■ Exercise prompt
Pull every line that includes the word "Studies" out of the data below and copy it.

■ App and web page records
· · · · · · ·
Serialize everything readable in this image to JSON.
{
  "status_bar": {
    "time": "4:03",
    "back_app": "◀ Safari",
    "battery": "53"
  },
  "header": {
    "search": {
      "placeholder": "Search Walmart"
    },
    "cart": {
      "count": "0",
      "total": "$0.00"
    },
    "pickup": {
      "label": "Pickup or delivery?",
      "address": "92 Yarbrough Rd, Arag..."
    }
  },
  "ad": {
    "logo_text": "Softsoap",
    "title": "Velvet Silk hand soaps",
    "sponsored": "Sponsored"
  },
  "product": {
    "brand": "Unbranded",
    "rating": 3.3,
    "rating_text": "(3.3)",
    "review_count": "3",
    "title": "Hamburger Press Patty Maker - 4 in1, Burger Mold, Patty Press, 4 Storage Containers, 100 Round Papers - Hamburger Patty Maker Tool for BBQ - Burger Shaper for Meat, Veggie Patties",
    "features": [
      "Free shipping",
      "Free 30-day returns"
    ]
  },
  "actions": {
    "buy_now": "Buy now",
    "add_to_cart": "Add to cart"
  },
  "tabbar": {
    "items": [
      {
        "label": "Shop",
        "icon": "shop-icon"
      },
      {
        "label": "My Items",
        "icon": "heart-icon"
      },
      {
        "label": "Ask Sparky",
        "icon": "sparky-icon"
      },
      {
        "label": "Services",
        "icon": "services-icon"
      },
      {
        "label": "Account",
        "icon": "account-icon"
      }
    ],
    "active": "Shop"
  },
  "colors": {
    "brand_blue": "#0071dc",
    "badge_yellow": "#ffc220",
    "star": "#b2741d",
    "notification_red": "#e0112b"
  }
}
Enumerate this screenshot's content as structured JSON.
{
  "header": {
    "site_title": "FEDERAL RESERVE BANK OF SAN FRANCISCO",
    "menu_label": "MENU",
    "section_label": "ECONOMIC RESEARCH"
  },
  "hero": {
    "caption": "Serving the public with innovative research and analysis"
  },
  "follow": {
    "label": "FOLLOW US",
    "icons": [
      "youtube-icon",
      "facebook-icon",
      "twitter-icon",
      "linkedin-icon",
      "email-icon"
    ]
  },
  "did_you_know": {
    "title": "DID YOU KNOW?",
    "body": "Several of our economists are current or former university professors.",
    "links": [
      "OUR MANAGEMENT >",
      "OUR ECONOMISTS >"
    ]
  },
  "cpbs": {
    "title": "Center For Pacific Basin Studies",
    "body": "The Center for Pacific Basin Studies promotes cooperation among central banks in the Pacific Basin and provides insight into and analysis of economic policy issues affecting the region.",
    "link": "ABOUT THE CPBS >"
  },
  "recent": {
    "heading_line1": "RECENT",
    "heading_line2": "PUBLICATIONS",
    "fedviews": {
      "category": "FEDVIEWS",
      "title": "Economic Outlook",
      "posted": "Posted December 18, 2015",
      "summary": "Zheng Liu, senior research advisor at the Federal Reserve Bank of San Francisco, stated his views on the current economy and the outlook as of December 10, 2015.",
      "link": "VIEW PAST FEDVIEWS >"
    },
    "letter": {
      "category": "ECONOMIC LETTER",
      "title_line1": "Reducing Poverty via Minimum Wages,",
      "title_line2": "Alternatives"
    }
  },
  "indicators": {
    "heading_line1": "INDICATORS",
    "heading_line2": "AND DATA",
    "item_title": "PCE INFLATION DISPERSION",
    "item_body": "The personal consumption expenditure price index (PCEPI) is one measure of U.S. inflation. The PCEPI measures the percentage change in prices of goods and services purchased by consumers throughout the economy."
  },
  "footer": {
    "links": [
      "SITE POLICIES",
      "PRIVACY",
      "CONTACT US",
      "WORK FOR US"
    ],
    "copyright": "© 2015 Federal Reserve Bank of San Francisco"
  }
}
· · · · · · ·
■ Output below
    "title": "Center For Pacific Basin Studies",
    "body": "The Center for Pacific Basin Studies promotes cooperation among central banks in the Pacific Basin and provides insight into and analysis of economic policy issues affecting the region.",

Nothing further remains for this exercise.